APIs often support different methods (HTTP verbs) that communicate to the client/server what kind of action is taken at that endpoint. The two most common methods are GET and POST. There are several others (PUT, DELETE, HEAD, OPTIONS, TRACE, CONNECT), but we’re going to focus on GET and POST today.
Endpoints that employ GET do exactly that–they get information from the server and return the results to the requester. Endpoints that use POST usually make changes to the backend in some way–inserting, updating, or deleting something in the database for example. GET is called an idempotent method because its effect on the backend is the same whether the endpoint is hit once or multiple times. This can be true for POST requests too (e.g. /logout where username=”broberts” can be called one time or 100 times, and broberts–and only broberts–will be logged out), but in general, POST is not an idempotent method. RESTful APIs are stateless, so if you use GET at one endpoint, you should get the same response if you hit that endpoint again with the same parameters.

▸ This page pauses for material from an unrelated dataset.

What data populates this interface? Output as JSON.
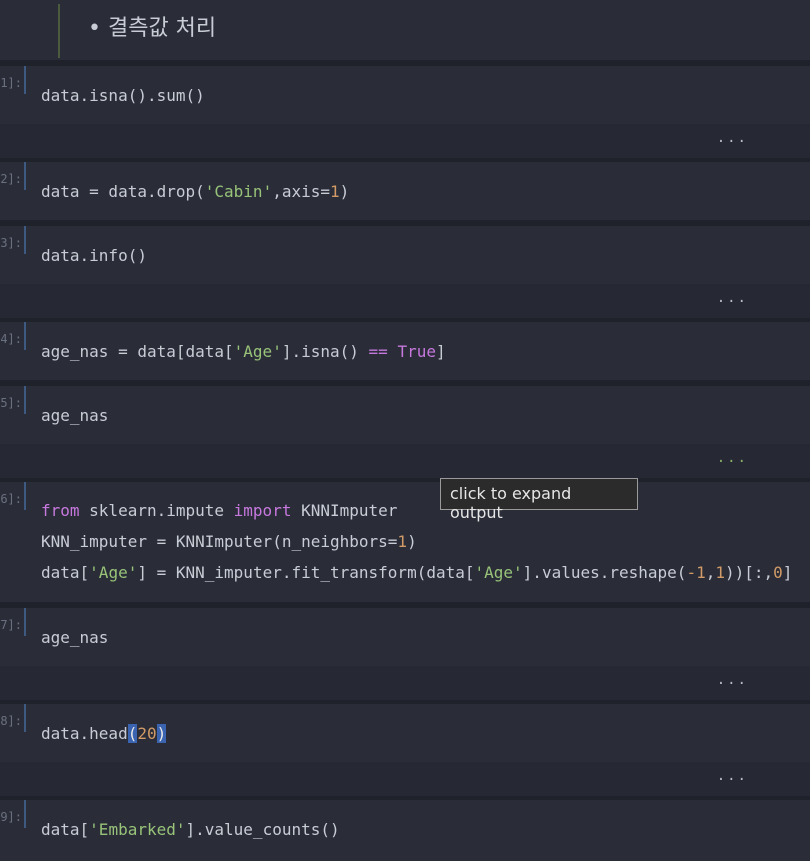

It’s important to note that HTTP methods don’t have special properties–from a functionality standpoint, anything you can do with GET you can do with POST (and vice versa). But that doesn’t mean that you should. One of the reasons it’s good not to make all your endpoints use GET is link prefetching. Browsers might prefetch pages (any GET request) that it thinks a user will visit soon. If your logout endpoint is prefetched, then users’ browsers might be logging them out via link prefetching as soon as they log in!
For more information, W3Schools has some great documentation that provides a closer look at the differences between GET and POST.
Ryan from The Bunch